- Problem description
Your answer must consist of the lines running from the one that holds "What's the underlying" to the end of the data, copied exactly.

————————

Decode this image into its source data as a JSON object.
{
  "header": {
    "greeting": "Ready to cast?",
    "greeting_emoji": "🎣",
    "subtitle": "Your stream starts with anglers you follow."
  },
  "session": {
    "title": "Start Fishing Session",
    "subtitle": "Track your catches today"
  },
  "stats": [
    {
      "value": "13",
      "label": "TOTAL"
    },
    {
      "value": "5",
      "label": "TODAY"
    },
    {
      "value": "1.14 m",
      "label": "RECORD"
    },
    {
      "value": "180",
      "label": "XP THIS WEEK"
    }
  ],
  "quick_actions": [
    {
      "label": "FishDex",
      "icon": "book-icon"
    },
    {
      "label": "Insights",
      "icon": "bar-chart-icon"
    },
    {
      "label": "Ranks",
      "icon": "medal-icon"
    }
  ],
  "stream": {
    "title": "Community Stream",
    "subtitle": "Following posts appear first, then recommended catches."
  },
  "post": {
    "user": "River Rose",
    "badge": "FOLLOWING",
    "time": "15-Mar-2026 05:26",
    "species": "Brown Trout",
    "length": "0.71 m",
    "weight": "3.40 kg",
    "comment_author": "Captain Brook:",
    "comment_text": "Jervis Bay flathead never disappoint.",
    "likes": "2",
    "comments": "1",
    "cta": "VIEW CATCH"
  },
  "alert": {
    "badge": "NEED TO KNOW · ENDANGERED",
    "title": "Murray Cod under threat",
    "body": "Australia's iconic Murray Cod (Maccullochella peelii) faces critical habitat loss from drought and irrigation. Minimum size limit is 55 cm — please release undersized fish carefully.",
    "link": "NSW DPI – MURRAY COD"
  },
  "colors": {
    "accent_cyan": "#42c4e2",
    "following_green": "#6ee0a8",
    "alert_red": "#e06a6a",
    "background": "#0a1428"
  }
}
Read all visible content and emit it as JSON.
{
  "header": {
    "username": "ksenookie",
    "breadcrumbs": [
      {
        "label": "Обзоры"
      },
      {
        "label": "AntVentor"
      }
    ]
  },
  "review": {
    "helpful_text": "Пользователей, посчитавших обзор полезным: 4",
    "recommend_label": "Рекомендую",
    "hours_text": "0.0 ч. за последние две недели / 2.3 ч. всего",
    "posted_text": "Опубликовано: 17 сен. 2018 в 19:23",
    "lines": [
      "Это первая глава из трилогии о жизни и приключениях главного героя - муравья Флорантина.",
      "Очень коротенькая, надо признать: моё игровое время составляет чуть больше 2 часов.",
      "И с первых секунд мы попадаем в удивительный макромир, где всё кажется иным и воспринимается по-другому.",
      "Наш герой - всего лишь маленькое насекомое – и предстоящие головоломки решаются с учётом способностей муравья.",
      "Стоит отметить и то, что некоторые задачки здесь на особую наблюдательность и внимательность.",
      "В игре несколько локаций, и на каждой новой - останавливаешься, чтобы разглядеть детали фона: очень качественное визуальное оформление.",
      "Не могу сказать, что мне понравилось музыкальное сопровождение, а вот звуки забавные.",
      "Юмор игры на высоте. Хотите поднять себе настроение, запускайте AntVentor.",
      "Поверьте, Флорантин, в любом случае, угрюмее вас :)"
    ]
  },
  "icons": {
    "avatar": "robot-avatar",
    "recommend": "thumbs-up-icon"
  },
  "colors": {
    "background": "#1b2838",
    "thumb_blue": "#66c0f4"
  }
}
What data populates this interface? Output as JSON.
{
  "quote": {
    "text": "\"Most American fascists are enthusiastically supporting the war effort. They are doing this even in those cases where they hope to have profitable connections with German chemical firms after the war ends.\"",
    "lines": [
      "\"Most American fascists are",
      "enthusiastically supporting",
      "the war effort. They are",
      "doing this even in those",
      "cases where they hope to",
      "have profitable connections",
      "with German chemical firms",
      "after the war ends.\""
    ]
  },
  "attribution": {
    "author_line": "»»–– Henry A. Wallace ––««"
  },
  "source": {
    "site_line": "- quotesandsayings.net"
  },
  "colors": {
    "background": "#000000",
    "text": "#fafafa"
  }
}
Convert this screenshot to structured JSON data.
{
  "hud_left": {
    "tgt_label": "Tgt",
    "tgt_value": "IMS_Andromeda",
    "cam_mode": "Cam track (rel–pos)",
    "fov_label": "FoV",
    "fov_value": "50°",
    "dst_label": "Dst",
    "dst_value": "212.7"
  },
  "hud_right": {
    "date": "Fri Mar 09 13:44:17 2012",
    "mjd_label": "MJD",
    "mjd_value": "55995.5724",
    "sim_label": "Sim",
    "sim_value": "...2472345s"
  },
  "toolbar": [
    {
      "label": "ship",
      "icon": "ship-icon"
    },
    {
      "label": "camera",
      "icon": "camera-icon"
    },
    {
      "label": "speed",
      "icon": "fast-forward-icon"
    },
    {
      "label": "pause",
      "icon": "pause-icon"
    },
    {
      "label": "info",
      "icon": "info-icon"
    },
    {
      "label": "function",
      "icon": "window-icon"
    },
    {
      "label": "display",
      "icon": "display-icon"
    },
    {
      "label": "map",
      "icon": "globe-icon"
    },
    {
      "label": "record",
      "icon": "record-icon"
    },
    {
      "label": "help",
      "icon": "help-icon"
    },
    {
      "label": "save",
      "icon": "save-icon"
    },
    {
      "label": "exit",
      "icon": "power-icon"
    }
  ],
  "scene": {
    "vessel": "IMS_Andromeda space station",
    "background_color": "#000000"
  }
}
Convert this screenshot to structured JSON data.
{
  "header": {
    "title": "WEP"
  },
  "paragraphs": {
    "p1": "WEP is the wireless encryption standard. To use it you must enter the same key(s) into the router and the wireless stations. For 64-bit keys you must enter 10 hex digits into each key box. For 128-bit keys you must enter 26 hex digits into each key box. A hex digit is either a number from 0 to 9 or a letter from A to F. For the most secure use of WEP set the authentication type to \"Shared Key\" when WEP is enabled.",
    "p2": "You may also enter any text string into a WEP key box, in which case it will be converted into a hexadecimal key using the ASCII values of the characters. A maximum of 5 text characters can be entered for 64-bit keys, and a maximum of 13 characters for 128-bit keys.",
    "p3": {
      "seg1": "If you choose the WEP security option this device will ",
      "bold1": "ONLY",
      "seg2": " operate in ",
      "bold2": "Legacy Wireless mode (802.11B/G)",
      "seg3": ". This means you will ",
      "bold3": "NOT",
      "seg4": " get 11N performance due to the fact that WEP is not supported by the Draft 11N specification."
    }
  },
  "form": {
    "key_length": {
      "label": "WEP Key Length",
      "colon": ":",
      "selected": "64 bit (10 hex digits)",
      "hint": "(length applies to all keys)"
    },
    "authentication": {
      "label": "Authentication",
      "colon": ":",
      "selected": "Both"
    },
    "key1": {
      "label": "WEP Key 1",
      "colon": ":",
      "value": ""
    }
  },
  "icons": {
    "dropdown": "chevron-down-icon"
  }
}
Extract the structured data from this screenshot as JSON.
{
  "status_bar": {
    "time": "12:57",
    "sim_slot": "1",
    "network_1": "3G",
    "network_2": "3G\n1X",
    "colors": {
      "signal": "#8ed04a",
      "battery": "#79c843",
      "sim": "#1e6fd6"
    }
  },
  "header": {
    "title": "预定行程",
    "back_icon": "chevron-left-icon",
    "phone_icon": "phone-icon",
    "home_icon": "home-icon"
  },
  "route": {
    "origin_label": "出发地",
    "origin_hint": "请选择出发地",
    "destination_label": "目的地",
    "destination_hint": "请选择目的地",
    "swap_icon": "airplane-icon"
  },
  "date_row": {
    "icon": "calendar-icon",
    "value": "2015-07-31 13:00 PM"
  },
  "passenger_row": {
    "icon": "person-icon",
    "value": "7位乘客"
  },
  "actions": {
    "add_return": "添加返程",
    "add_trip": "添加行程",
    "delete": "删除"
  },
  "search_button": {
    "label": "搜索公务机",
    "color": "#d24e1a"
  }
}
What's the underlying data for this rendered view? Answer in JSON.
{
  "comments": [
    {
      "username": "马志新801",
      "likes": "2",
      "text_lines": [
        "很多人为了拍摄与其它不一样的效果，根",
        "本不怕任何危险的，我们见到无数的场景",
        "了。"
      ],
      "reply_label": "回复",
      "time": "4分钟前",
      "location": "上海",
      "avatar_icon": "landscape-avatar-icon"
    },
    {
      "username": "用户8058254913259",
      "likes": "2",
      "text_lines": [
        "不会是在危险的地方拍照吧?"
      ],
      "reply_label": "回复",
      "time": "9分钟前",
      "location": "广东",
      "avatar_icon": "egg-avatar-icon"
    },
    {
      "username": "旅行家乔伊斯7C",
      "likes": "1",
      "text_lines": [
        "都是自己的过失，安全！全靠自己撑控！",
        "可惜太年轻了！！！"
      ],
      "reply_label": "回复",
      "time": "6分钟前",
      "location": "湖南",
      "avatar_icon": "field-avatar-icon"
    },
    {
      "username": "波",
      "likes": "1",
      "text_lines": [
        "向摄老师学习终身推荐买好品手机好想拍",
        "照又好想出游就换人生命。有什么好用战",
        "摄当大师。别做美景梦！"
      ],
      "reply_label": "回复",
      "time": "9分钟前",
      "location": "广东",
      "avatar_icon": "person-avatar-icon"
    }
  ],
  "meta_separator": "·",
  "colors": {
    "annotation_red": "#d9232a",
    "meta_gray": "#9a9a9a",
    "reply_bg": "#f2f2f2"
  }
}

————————

- Answer section
What's the underlying data for this rendered view? Answer in JSON.
{
  "comments": [
    {
      "username": "马志新801",
      "likes": "2",
      "text_lines": [
        "很多人为了拍摄与其它不一样的效果，根",
        "本不怕任何危险的，我们见到无数的场景",
        "了。"
      ],
      "reply_label": "回复",
      "time": "4分钟前",
      "location": "上海",
      "avatar_icon": "landscape-avatar-icon"
    },
    {
      "username": "用户8058254913259",
      "likes": "2",
      "text_lines": [
        "不会是在危险的地方拍照吧?"
      ],
      "reply_label": "回复",
      "time": "9分钟前",
      "location": "广东",
      "avatar_icon": "egg-avatar-icon"
    },
    {
      "username": "旅行家乔伊斯7C",
      "likes": "1",
      "text_lines": [
        "都是自己的过失，安全！全靠自己撑控！",
        "可惜太年轻了！！！"
      ],
      "reply_label": "回复",
      "time": "6分钟前",
      "location": "湖南",
      "avatar_icon": "field-avatar-icon"
    },
    {
      "username": "波",
      "likes": "1",
      "text_lines": [
        "向摄老师学习终身推荐买好品手机好想拍",
        "照又好想出游就换人生命。有什么好用战",
        "摄当大师。别做美景梦！"
      ],
      "reply_label": "回复",
      "time": "9分钟前",
      "location": "广东",
      "avatar_icon": "person-avatar-icon"
    }
  ],
  "meta_separator": "·",
  "colors": {
    "annotation_red": "#d9232a",
    "meta_gray": "#9a9a9a",
    "reply_bg": "#f2f2f2"
  }
}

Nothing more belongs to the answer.